Volume II, Chapter X (pp 333-334.)
By Edgar Sanderson
Blackie & Son, Limited. 1897.
DOMESTIC EVENTS OF THE CENTURY (Continued).

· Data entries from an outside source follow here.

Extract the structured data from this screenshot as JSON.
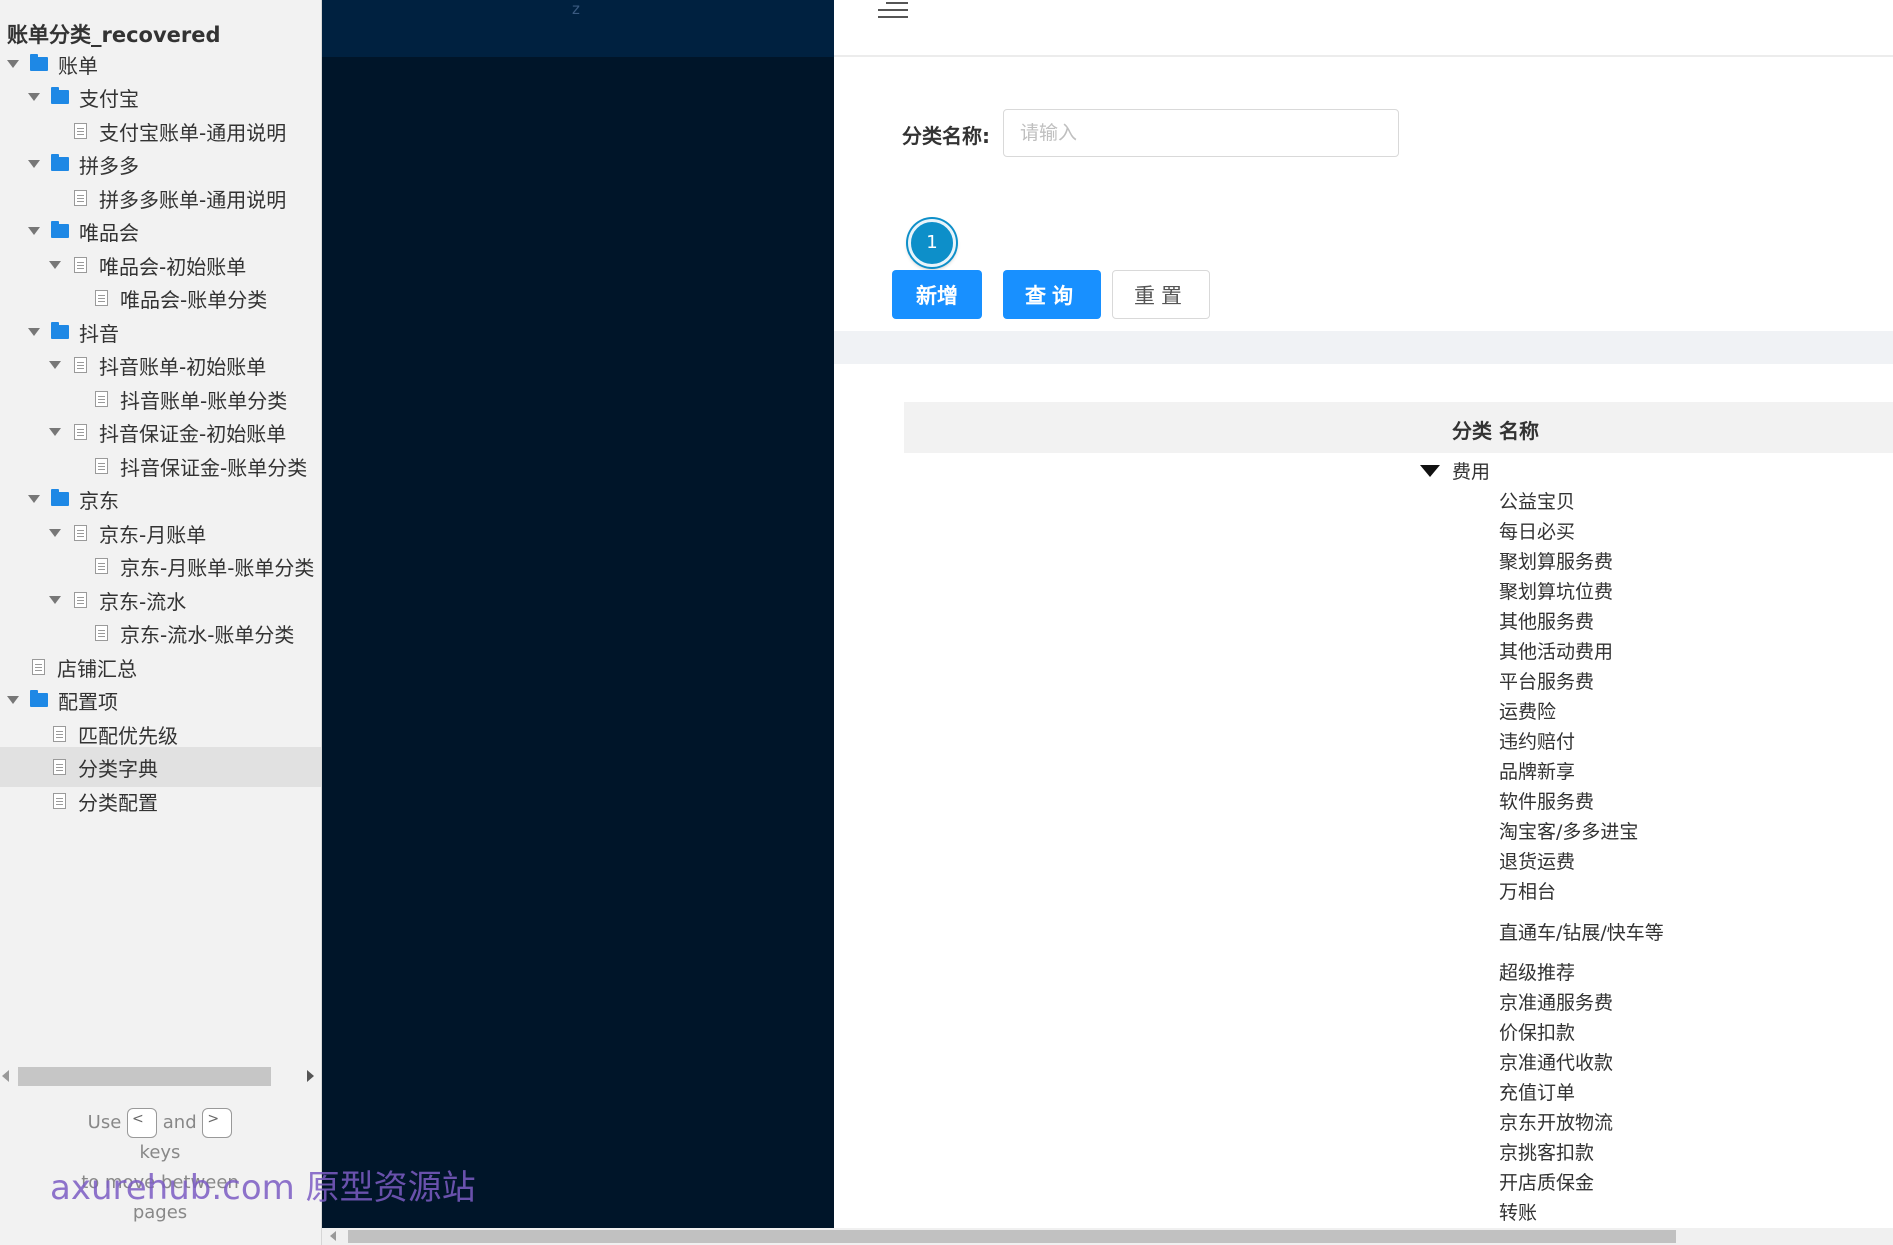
{
  "sitemap": {
    "title": "账单分类_recovered",
    "items": [
      {
        "label": "账单",
        "type": "folder",
        "level": 0,
        "expanded": true
      },
      {
        "label": "支付宝",
        "type": "folder",
        "level": 1,
        "expanded": true
      },
      {
        "label": "支付宝账单-通用说明",
        "type": "page",
        "level": 2,
        "expanded": false
      },
      {
        "label": "拼多多",
        "type": "folder",
        "level": 1,
        "expanded": true
      },
      {
        "label": "拼多多账单-通用说明",
        "type": "page",
        "level": 2,
        "expanded": false
      },
      {
        "label": "唯品会",
        "type": "folder",
        "level": 1,
        "expanded": true
      },
      {
        "label": "唯品会-初始账单",
        "type": "page",
        "level": 2,
        "expanded": true
      },
      {
        "label": "唯品会-账单分类",
        "type": "page",
        "level": 3,
        "expanded": false
      },
      {
        "label": "抖音",
        "type": "folder",
        "level": 1,
        "expanded": true
      },
      {
        "label": "抖音账单-初始账单",
        "type": "page",
        "level": 2,
        "expanded": true
      },
      {
        "label": "抖音账单-账单分类",
        "type": "page",
        "level": 3,
        "expanded": false
      },
      {
        "label": "抖音保证金-初始账单",
        "type": "page",
        "level": 2,
        "expanded": true
      },
      {
        "label": "抖音保证金-账单分类",
        "type": "page",
        "level": 3,
        "expanded": false
      },
      {
        "label": "京东",
        "type": "folder",
        "level": 1,
        "expanded": true
      },
      {
        "label": "京东-月账单",
        "type": "page",
        "level": 2,
        "expanded": true
      },
      {
        "label": "京东-月账单-账单分类",
        "type": "page",
        "level": 3,
        "expanded": false
      },
      {
        "label": "京东-流水",
        "type": "page",
        "level": 2,
        "expanded": true
      },
      {
        "label": "京东-流水-账单分类",
        "type": "page",
        "level": 3,
        "expanded": false
      },
      {
        "label": "店铺汇总",
        "type": "page",
        "level": 0,
        "expanded": false
      },
      {
        "label": "配置项",
        "type": "folder",
        "level": 0,
        "expanded": true
      },
      {
        "label": "匹配优先级",
        "type": "page",
        "level": 1,
        "expanded": false
      },
      {
        "label": "分类字典",
        "type": "page",
        "level": 1,
        "expanded": false,
        "selected": true
      },
      {
        "label": "分类配置",
        "type": "page",
        "level": 1,
        "expanded": false
      }
    ],
    "nav_hint": {
      "use": "Use",
      "key_prev": "<",
      "and": "and",
      "key_next": ">",
      "keys": "keys",
      "rest": "to move between pages"
    }
  },
  "dark_header": {
    "text": "z"
  },
  "search": {
    "label": "分类名称:",
    "placeholder": "请输入"
  },
  "badge": {
    "number": "1"
  },
  "buttons": {
    "add": "新增",
    "query": "查询",
    "reset": "重置"
  },
  "table": {
    "header": "分类 名称",
    "root": "费用",
    "children": [
      "公益宝贝",
      "每日必买",
      "聚划算服务费",
      "聚划算坑位费",
      "其他服务费",
      "其他活动费用",
      "平台服务费",
      "运费险",
      "违约赔付",
      "品牌新享",
      "软件服务费",
      "淘宝客/多多进宝",
      "退货运费",
      "万相台",
      "直通车/钻展/快车等",
      "超级推荐",
      "京准通服务费",
      "价保扣款",
      "京准通代收款",
      "充值订单",
      "京东开放物流",
      "京挑客扣款",
      "开店质保金",
      "转账"
    ]
  },
  "watermark": "axurehub.com 原型资源站"
}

All mysteries of crime, not only for the reign, but for the century, seem almost trivial compared with the "Whitechapel murders", the East-end atrocities, of the years betwen 1887 and 1891. During that period, at intervals of time varying in length from a few weeks to some months, and from months to nearly two years, at least nine murders were committed, all, with one exception, in the open air, at various points in or close to the densely-populated district called Whitechapel, in East London. From the peculiar mode of slaughter adopted by the assassin it may be safely averred that at least eight of these crimes were the work of the same hand. The victims were, in all cases, women of the same fallen and unhappy class. They were in all cases slain by the severance of the throat. Their bodies were in all cases mutilated in the same region, with the same indescribable ferocity, by the use of a blade with the keenest edge. No one who did not, like the present writer, inspect the scene of at least some of these fearful tragedies, can appreciate the daring, the swiftness, suddenness, and skill needed for successful action and escape. In the darker recesses of public thoroughfares under regular patrol of the night-police; in back-yards of lodging-houses teeming with persons whom a single scream would have aroused; without a cry from the slain; without a sight of the slayer ever obtained, without a sound of his steps as he went to or quited his loathsome work, the deadly steel wrought deed after deed of the most savage cruelty. The slashing of the victims' flesh caused the vulgar to dub this miscreant "Jack the Ripper". Not the faintest clue was ever obtained. Like a fiend he came and like a fiend he vanished, laughing man to scorn in the loneliness of some secure retreat, or exulting, in the depths of his wicked heart, over his utter defeat of all the resources of our boasted civilization for the detection of crime.